I got to Nate and was so pleased to see he had no more nasal cannula or any other breathing equipment. He is breathing room air! The nurse also told me that he would be having his umbilical IV out soon and then I could hold him. I stroked him and talked to him a bit and then returned to Ace for his feeding.
Nate, free of his breathing equipment and resting peacefully
I returned to Ace and they nurse took him out of his isolette so I could hold him. I held him to my breast as his nasogastric tube sent food directly to his tummy. It was an incredible thing — his little mouth started going and he was smacking his lips and licking at my nipple. I gave him drops of milk from time to time as he snuggled and he eventually drifted off to sleep in my arms.
After that, I pumped again and then returned to Nate. He was just have his umbilical IV removed and once it was, he was placed on my chest. The nurse had to adjust the IV in his hand, and he cried when she did. It was so sad to hear his little cry, but I also was glad I was holding him and could soothe him as she fixed it.
I put Nate to my breast as I had done with Ace, even though Nate was not being fed at the moment. The little guy took right to my nipple as if it were a pacifier and went to sleep. I also noticed that when I held him, the lines on his monitors get so consistent — not more erratic like when he’s in the isolette. The “erratic” lines on the screen are not a bad thing, they are totally normal, but there is a definite difference in his monitor when he is with me. We were in a recliner and I fell asleep as well. He slept on my chest for over an hour.
Daddy also got lots of time with both boys today. When I see them with Skip, I am reminded just how tiny they are. I know that a lot of the pictures don’t convey their size well at all. I thought I had known how small they were, but when I saw them for the first time, I realized I could have never dreamed of a baby so tiny and perfect.
Tiny Baby Nate with Daddy’s Hand
Ace groggily looks around
Daddy and Baby Ace
Some general developmental info… Nate and Ace now only have nasogratric tubes and IVs in one hand each (and, of course, the cords and wires for the various monitors). Their nasograstric tubes are how they are fed, and the IV provides additional fat and nutrients while their tummies are not quite large enough to take in all that they need. Nate currently takes 20 cc per feed, and Ace is at 18 cc. Nate’s goal is 40 cc per feed and then his IV can be removed; Ace’s is 33 cc per feed to have his IV removed. They are both at least halfway there! Once the IVs are out, the next goal is to get them to take their feedings by breast/bottle.
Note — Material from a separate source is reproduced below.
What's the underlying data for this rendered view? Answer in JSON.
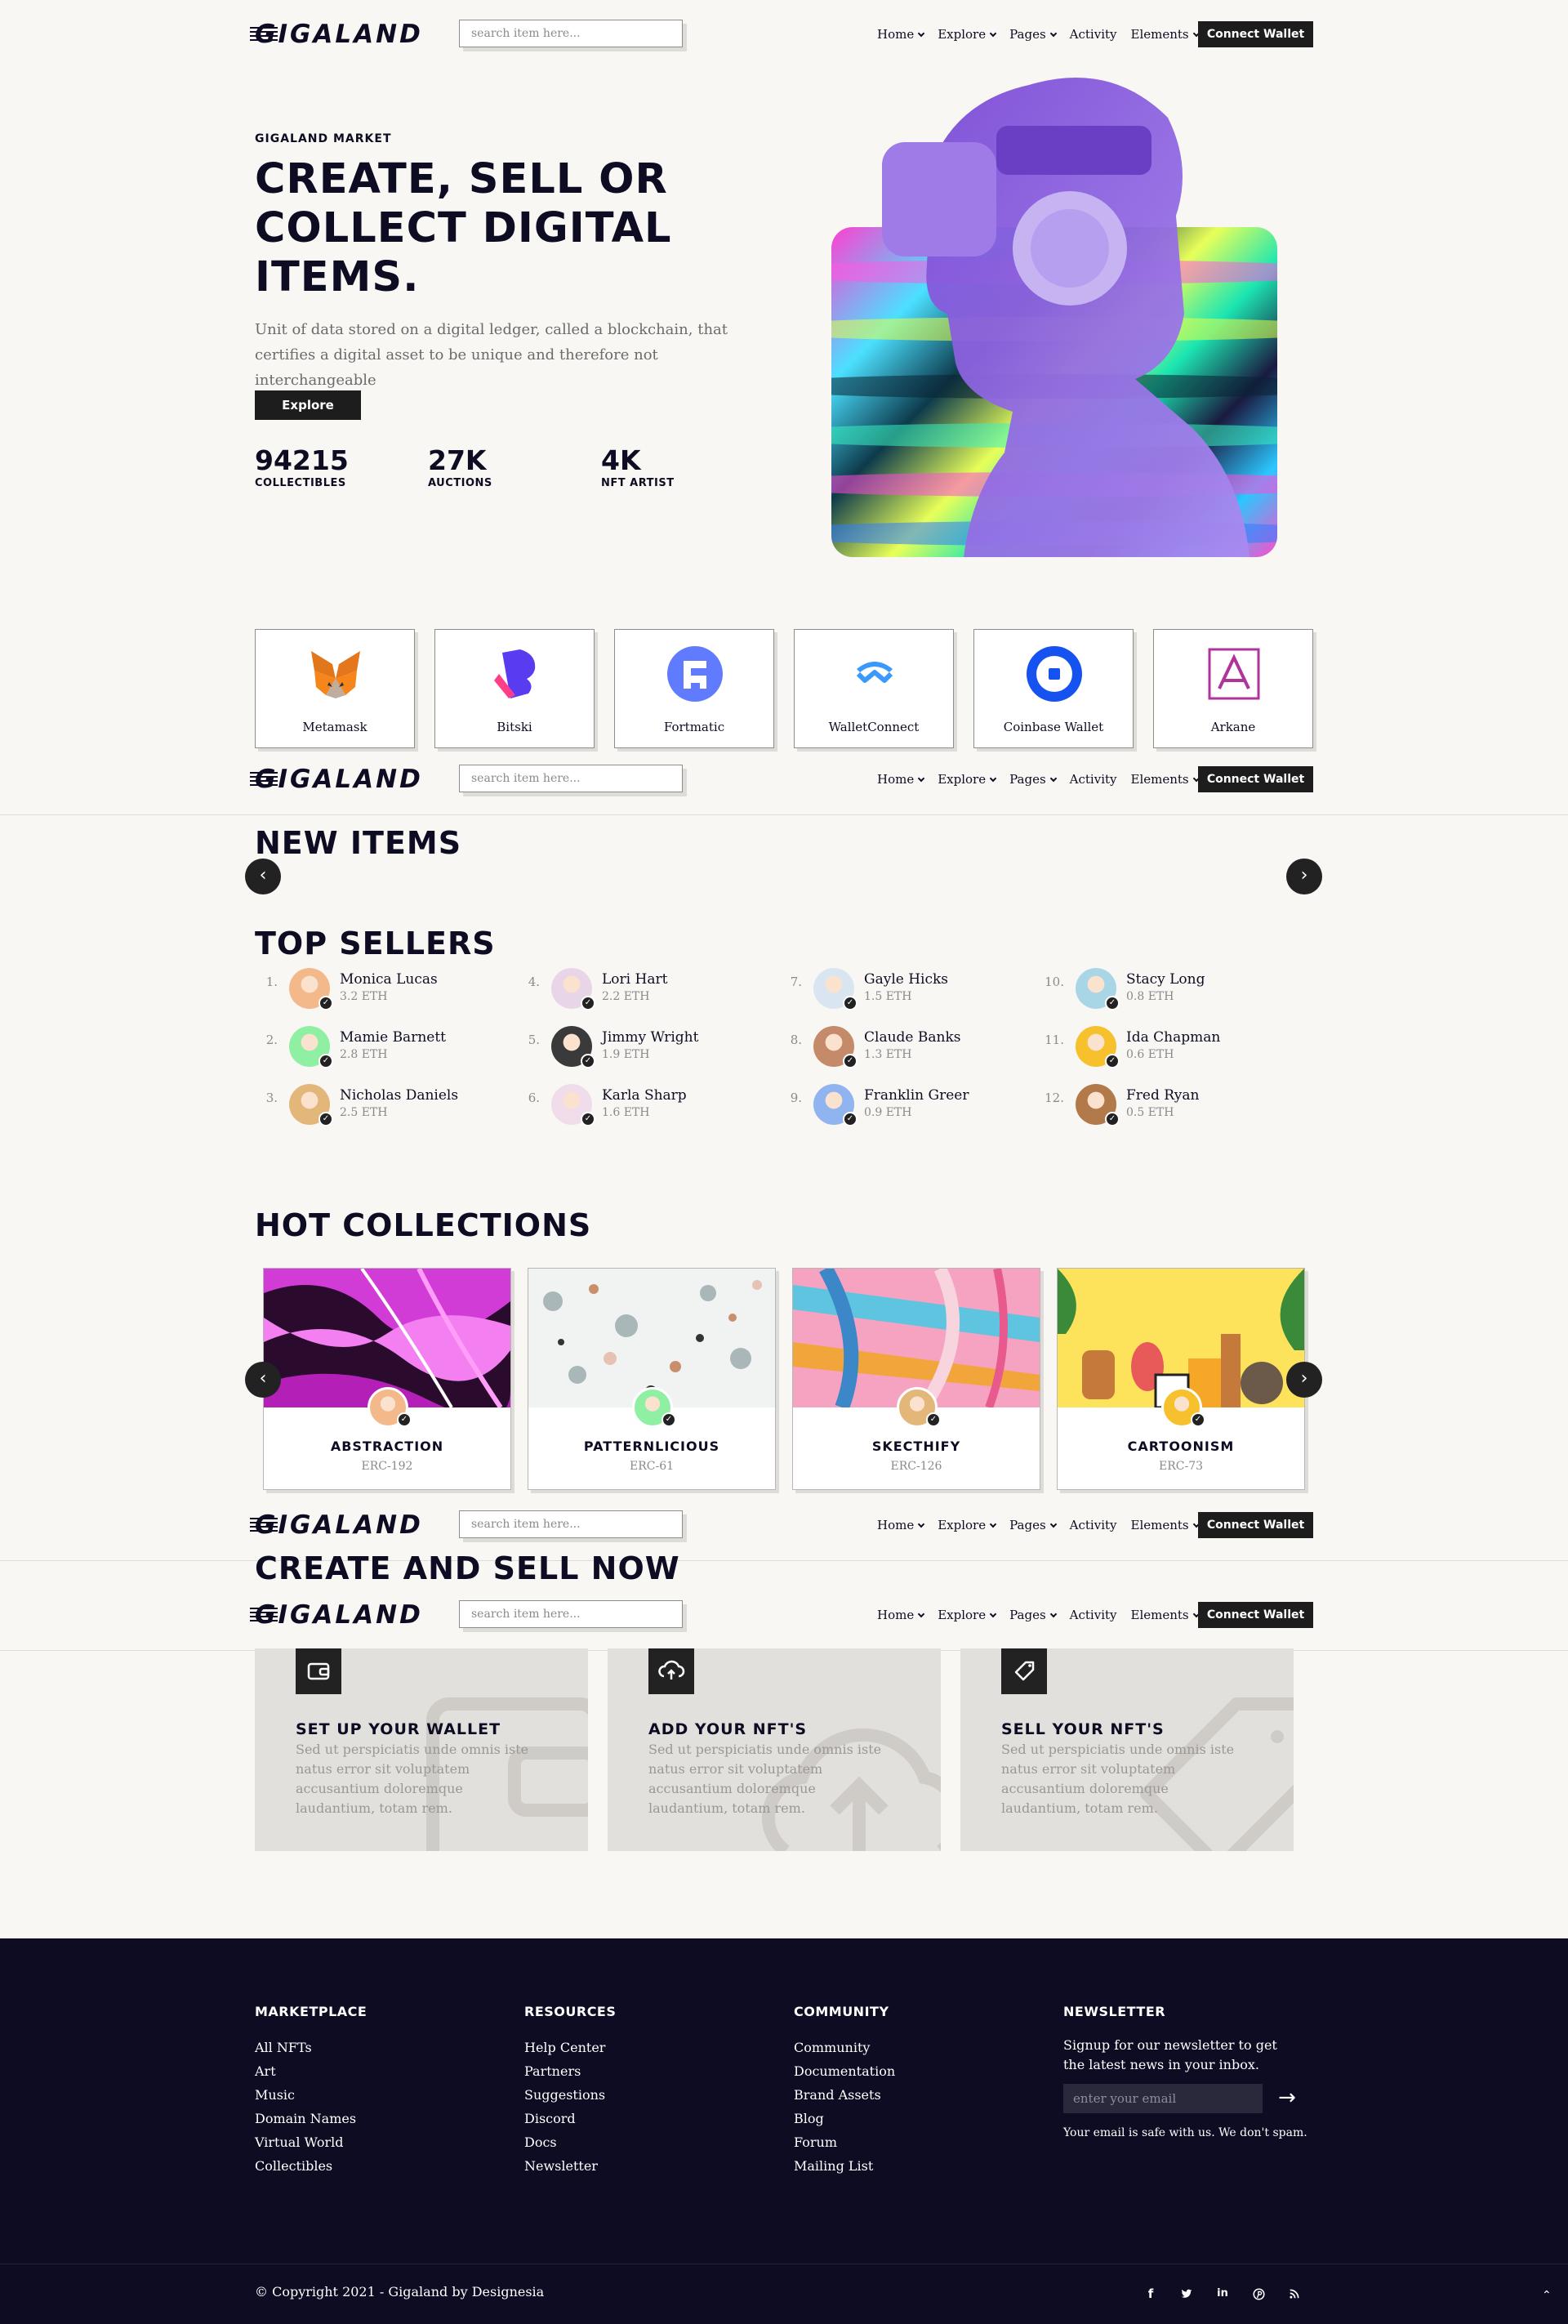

I look forward to tomorrow and watching them grow and get stronger with each passing day.